## Exercise brief
Going line by line through the data below, how many lines contain the word "function"? Give only the number.

## Records shown
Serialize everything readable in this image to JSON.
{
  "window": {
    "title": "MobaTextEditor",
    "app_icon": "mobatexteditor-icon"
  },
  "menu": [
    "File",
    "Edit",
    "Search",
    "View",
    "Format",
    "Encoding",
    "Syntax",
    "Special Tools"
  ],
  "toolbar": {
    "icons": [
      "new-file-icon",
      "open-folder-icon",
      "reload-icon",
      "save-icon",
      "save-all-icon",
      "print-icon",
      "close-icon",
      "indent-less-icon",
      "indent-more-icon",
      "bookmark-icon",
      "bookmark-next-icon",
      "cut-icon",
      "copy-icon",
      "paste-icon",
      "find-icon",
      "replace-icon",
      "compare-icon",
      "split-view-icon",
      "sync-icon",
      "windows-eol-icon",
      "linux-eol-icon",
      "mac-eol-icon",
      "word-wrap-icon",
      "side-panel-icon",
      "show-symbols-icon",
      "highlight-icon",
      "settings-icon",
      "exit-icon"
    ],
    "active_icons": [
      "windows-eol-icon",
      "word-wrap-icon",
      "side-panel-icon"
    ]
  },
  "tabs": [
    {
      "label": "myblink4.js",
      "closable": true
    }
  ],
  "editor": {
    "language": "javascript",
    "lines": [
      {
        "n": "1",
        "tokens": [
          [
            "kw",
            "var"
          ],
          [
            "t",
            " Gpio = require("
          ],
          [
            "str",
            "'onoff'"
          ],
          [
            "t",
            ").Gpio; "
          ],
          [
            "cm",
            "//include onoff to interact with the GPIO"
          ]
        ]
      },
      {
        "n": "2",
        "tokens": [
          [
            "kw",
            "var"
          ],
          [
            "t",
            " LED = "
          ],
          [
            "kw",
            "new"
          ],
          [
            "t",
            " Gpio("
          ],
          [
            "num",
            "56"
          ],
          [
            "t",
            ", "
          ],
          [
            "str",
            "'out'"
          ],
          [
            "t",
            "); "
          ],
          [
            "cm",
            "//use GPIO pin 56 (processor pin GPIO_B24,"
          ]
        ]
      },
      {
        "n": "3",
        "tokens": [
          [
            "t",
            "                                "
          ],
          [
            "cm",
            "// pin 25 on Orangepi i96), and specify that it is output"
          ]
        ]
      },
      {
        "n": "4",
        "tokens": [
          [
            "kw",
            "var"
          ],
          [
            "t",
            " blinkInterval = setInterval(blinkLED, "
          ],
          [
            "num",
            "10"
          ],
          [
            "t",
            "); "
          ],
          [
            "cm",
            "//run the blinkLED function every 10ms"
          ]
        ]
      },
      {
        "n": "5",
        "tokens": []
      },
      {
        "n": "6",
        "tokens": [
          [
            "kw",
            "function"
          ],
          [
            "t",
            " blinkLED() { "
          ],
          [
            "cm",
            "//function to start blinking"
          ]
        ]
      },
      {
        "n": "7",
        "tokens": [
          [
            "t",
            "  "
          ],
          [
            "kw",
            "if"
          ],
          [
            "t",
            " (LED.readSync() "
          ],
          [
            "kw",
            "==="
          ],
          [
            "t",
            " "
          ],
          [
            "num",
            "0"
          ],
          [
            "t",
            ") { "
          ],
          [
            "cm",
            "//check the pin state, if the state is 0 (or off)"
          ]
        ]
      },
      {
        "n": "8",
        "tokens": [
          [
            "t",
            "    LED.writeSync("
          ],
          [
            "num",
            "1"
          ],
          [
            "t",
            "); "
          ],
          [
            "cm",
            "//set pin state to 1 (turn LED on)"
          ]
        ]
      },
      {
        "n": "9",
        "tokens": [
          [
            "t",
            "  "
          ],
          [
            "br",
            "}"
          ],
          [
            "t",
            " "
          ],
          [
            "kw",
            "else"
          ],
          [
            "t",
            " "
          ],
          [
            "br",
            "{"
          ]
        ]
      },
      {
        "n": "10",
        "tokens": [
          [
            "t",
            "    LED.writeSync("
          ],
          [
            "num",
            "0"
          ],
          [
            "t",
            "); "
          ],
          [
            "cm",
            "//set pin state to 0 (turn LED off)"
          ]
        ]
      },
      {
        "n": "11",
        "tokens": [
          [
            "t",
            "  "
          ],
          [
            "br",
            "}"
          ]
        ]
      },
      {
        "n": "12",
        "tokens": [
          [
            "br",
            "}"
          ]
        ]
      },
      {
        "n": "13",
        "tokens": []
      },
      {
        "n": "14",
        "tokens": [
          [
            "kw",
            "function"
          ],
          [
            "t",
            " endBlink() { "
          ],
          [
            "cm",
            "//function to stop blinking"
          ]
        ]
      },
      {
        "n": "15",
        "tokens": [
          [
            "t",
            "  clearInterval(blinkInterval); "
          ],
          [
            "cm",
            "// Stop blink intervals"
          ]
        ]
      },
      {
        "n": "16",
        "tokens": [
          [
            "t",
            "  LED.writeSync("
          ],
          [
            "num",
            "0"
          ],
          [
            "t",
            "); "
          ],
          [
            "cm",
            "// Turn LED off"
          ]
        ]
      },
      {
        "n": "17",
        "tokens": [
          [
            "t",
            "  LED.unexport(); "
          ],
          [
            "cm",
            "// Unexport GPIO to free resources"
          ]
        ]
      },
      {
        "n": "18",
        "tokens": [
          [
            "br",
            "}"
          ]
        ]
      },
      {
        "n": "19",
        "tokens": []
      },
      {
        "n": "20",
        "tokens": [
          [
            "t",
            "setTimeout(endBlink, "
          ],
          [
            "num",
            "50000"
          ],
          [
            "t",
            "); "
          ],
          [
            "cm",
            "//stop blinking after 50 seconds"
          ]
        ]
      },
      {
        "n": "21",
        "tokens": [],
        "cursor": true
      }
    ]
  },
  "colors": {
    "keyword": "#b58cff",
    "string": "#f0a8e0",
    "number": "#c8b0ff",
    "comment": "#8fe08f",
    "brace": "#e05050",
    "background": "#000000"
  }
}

## Expected answer
5